[Data entries]

____

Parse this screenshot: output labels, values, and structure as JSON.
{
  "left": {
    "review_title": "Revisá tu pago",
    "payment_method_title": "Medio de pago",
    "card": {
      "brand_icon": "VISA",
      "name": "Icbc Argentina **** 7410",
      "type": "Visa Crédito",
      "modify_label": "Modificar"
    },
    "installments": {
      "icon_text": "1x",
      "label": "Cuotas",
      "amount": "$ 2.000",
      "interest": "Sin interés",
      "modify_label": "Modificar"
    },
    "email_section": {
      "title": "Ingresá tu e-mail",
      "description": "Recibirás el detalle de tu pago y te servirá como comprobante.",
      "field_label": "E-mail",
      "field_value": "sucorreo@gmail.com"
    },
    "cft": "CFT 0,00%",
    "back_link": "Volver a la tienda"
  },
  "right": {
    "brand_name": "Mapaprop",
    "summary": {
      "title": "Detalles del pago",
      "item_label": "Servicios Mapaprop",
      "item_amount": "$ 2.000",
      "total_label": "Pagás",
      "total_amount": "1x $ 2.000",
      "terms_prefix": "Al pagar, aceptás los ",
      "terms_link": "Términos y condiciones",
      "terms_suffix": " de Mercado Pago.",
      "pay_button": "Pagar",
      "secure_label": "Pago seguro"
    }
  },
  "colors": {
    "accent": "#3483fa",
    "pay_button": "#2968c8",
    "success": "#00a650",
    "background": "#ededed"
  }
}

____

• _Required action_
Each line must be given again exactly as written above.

• _Task result_
Parse this screenshot: output labels, values, and structure as JSON.
{
  "left": {
    "review_title": "Revisá tu pago",
    "payment_method_title": "Medio de pago",
    "card": {
      "brand_icon": "VISA",
      "name": "Icbc Argentina **** 7410",
      "type": "Visa Crédito",
      "modify_label": "Modificar"
    },
    "installments": {
      "icon_text": "1x",
      "label": "Cuotas",
      "amount": "$ 2.000",
      "interest": "Sin interés",
      "modify_label": "Modificar"
    },
    "email_section": {
      "title": "Ingresá tu e-mail",
      "description": "Recibirás el detalle de tu pago y te servirá como comprobante.",
      "field_label": "E-mail",
      "field_value": "sucorreo@gmail.com"
    },
    "cft": "CFT 0,00%",
    "back_link": "Volver a la tienda"
  },
  "right": {
    "brand_name": "Mapaprop",
    "summary": {
      "title": "Detalles del pago",
      "item_label": "Servicios Mapaprop",
      "item_amount": "$ 2.000",
      "total_label": "Pagás",
      "total_amount": "1x $ 2.000",
      "terms_prefix": "Al pagar, aceptás los ",
      "terms_link": "Términos y condiciones",
      "terms_suffix": " de Mercado Pago.",
      "pay_button": "Pagar",
      "secure_label": "Pago seguro"
    }
  },
  "colors": {
    "accent": "#3483fa",
    "pay_button": "#2968c8",
    "success": "#00a650",
    "background": "#ededed"
  }
}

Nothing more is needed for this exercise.